| Task details |
Filter the data below for the string "Payroll" and copy each matching line.

| Records for processing |
# # # #
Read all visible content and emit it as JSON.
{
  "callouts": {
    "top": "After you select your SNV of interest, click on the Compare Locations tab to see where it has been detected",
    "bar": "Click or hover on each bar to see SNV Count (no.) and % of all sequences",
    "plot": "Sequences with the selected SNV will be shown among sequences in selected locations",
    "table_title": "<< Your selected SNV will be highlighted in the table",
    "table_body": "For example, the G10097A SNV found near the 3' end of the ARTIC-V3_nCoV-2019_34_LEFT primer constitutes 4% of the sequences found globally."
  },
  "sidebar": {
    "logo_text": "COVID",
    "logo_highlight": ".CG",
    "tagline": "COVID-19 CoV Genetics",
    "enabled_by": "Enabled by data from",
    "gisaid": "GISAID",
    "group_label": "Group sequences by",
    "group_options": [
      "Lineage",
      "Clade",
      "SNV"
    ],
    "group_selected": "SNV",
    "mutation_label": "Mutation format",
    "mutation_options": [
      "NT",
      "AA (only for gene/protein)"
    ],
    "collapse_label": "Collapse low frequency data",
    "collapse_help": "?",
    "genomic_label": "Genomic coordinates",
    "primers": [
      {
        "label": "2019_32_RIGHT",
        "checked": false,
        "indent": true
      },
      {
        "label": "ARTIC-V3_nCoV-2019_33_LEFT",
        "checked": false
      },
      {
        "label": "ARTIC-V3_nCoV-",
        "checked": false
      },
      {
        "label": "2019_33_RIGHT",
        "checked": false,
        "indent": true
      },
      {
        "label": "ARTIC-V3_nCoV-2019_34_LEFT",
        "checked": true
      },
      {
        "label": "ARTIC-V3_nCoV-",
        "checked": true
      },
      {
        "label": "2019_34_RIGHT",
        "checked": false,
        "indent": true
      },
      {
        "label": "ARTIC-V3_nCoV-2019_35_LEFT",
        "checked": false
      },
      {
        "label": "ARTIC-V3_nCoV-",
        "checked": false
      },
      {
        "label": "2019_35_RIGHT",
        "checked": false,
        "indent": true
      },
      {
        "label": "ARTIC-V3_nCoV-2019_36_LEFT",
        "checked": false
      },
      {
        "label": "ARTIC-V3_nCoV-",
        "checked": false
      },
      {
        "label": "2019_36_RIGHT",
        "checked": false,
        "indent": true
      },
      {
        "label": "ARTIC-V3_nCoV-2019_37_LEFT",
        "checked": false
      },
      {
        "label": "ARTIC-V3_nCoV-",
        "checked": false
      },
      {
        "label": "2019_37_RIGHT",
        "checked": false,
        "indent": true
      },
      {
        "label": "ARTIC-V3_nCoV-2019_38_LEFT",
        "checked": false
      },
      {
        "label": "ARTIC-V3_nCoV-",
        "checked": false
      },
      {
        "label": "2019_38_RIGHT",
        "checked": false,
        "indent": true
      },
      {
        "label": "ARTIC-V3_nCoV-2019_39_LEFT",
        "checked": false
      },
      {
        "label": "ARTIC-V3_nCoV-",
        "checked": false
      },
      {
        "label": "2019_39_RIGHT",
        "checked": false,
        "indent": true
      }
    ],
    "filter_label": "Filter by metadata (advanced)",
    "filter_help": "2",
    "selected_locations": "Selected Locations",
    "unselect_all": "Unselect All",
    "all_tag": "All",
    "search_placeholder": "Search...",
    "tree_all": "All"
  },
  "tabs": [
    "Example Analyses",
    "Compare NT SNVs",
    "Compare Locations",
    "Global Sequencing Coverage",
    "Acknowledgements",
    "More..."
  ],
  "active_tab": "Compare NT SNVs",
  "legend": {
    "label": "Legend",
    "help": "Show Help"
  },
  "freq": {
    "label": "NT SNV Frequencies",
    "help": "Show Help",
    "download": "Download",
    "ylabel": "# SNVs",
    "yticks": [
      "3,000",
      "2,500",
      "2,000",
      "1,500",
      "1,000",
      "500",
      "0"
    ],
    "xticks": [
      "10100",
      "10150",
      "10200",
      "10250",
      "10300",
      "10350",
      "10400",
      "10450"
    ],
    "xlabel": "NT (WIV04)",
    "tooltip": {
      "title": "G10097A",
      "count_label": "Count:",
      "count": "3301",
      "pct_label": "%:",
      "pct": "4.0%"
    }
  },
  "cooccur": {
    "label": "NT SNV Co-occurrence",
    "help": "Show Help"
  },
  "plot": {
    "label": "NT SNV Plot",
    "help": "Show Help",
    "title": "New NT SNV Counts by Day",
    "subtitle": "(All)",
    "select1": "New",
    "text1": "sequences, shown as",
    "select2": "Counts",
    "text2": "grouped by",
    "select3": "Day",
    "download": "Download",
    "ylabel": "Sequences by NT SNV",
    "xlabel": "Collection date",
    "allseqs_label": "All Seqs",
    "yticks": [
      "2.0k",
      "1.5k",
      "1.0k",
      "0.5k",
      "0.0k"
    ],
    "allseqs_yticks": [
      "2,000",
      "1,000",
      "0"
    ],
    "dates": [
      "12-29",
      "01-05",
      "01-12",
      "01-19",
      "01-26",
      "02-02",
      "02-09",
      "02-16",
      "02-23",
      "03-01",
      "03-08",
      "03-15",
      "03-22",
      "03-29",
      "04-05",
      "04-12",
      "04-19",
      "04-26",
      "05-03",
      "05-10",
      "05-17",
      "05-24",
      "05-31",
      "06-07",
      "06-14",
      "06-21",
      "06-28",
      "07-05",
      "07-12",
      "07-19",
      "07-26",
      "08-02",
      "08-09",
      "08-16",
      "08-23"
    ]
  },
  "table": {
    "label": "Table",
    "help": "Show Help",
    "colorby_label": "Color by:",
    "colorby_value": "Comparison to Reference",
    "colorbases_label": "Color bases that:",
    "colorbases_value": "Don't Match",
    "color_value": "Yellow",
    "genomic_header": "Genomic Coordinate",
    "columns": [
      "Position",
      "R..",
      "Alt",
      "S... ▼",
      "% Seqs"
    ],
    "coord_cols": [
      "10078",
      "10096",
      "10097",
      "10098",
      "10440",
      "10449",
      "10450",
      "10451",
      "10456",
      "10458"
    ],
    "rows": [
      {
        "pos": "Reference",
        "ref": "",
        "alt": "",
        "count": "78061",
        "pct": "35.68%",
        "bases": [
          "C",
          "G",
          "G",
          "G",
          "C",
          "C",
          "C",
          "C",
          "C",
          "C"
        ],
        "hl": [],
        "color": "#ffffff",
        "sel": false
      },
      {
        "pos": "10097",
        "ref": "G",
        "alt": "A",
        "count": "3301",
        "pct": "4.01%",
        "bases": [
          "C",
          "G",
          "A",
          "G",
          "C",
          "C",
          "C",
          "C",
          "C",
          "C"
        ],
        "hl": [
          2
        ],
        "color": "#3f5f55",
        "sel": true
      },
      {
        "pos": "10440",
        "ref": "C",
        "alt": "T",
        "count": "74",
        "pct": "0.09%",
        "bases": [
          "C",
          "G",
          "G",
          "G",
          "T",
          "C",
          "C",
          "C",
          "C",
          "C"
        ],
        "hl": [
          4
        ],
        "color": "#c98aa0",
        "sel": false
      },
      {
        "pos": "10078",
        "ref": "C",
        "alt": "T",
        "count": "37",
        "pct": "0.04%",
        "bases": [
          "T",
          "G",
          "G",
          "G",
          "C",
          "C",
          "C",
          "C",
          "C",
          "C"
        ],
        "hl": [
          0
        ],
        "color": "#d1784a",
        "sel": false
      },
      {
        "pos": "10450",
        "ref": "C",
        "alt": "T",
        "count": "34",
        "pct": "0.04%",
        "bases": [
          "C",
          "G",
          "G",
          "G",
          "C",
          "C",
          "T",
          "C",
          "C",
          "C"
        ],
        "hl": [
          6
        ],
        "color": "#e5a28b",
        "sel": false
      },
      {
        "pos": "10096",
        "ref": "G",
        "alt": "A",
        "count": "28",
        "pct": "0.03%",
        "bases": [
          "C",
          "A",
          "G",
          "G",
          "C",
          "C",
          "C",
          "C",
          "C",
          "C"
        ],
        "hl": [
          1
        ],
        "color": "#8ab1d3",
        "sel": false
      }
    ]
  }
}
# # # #
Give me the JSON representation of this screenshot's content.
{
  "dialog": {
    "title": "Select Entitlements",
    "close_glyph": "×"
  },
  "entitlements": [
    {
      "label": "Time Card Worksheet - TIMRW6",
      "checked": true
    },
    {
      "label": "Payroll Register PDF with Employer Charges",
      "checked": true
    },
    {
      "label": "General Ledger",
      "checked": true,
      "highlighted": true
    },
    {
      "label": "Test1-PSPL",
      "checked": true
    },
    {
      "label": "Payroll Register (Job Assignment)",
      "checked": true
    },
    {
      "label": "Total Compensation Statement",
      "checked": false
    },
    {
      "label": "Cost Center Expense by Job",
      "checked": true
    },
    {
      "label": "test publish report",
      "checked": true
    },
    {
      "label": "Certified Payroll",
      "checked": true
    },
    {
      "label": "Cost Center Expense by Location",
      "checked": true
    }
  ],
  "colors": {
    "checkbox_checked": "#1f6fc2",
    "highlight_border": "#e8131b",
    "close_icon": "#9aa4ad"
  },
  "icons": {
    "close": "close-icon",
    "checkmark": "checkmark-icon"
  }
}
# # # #
| Expected answer |
      "label": "Payroll Register PDF with Employer Charges",
      "label": "Payroll Register (Job Assignment)",
      "label": "Certified Payroll",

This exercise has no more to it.